Therefore, when news came that UBER stock would launch in May of this year, investors were excited to see what it could do. Fundamentally, Uber and rival Lyft (NASDAQ:LYFT) convinced an increasing number of Americans to try their brand of transportation. At first, shares moved forward as you might expect.
However, Wall Street quickly questioned the longer-term viability of UBER stock. For instance, the company’s bottom line is awash in red ink. If that weren’t enough, a shocking explosion of controversies rippled across headlines.
Despite many ugly headwinds impacting UBER stock, I keep coming back to one question: who’s going to replace it? I just don’t see a realistic answer. Therefore, I’m inclined to believe in the contrarian case for UBER in 2020.
Kinross Gold (KGC)
Throughout most of the 2000s decade, gold bullion was in vogue. Everyone from seasoned financial analysts to televangelist Pat Robertson was hawking the yellow metal. At first glance, the shift to precious metals made sense. After all, the Sept. 11 terrorist attack caused fear and panic, likely fueling the modern gold rush.
Naturally, the rush to the metals lifted mining companies like Kinross Gold (NYSE:KGC). That was fine during the bull market. But early in the 2010s decade, gold prices peaked and later crumbled. So did KGC stock.
Eventually, by the middle of this decade, KGC stock would trade in the doldrums. And by that, I mean less than $2.
When 2019 rolled around, few people were interested in precious metals. But later in the summer, the sector experienced a big rebound, taking KGC stock along for the ride. I’m still excited to see what the future holds for the metals and the miners. With a contentious election on the way and lingering geopolitical uncertainties, nothing glitters like gold.
Altria Group (MO)
Ironically, 2019 may go down as the year of the vaporizer or e-cigarette. It’s no surprise that over the years, tobacco companies like Altria Group (NYSE:MO) suffered market value declines: basically, Americans are smoking less. And it’s also no surprise that in order to bolster MO stock, Altria bought out a major stake in popular e-cigarette Juul.
If you look at the vaping landscape, this is an arena dominated by small businesses. Given this backdrop, industry players worked hard not just for their own sales but to increase visibility. Well, they got the visibility, but it was unfortunately the wrong kind.
A wave of mysterious, supposedly vaping-related illnesses and deaths riveted and horrified the nation.

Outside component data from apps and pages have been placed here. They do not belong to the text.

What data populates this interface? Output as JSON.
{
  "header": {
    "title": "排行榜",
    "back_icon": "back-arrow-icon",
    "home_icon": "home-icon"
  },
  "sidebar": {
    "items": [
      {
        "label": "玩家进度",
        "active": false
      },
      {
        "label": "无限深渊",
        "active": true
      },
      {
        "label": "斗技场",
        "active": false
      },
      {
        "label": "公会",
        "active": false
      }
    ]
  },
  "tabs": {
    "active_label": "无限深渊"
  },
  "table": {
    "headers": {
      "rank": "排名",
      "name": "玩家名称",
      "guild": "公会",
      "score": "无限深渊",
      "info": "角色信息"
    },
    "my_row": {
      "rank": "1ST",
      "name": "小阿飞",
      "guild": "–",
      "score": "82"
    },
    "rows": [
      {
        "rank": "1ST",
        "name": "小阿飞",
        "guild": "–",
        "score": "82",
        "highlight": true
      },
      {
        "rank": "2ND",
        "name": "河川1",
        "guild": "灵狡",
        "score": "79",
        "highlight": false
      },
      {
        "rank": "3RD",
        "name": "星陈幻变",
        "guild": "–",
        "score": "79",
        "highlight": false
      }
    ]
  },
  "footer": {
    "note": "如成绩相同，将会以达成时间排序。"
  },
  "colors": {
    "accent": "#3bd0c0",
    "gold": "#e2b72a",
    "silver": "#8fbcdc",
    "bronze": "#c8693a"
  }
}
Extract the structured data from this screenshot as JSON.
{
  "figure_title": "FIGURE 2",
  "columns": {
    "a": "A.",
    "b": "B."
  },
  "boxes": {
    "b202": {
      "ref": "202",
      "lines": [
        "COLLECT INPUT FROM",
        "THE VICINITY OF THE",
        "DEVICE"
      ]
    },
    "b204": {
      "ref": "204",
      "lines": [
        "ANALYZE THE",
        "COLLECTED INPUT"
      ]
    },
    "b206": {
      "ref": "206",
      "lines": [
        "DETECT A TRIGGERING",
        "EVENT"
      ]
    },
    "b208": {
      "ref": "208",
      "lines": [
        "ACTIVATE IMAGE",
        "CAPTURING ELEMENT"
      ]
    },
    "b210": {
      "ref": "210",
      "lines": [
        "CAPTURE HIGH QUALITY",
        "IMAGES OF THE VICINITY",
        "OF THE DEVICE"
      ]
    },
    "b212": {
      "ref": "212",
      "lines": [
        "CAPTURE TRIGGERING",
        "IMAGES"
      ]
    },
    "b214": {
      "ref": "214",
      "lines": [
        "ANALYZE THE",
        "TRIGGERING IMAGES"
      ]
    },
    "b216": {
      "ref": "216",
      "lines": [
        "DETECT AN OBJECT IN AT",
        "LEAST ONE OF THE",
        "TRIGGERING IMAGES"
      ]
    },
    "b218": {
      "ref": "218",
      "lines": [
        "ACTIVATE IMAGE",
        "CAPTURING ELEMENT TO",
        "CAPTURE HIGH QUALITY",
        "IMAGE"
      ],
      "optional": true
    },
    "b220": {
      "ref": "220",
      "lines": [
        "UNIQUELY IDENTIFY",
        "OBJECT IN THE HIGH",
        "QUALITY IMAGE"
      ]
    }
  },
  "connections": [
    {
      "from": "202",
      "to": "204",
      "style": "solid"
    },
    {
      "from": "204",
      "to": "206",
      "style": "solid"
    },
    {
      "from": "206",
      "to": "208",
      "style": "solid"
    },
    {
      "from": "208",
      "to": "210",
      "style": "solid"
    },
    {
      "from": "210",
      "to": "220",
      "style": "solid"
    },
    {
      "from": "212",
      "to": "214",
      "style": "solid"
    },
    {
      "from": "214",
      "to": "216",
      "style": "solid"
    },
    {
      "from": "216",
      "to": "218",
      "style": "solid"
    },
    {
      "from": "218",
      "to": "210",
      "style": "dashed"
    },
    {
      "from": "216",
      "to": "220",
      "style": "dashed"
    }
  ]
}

The matter even went up to the White House, with President Trump threatening a flavored vape liquid ban. Logically, MO stock took a beating.
However, I believe the hysteria around the so-called vaping crisis is exaggerated, especially without an established root cause. Furthermore, the rate of illnesses and deaths have peaked, which may augur well for MO stock.
Can a company represent one of the biggest investing surprises if no one really knows about it? For consumer electronics giant Sony (NYSE:SNE), I believe we should make an exception.
As Japan’s flagship organization, Sony hits its cultural peak in the 1980s with the iconic Walkman. But in the 1990s – notwithstanding the extreme bullishness in SNE stock during the tech bubble – the company started to lose a little bit of its edge. And by the 2000s, rivals encroached in Sony’s space with mind-boggling innovations.
This decade, SNE stock has been all over the map. Further, when people talk about innovations in consumer tech, they’re not talking about Sony. However, these critics may want to change their tune.
Out-of-the-box thinking, such as Sony’s foray into business-to-business wearables sales have helped change the company’s image. Plus, Sony has viable business units, such as its incredibly popular PlayStation gaming console.
Oh yeah, SNE stock is up nearly 40% year-to-date. Has the company finally turned the corner? Considering again the cyclical nature of the markets, I wouldn’t be surprised to see Sony maintain its momentum into 2020.
As of this writing, Josh Enomoto is long gold bullion and SNE stock.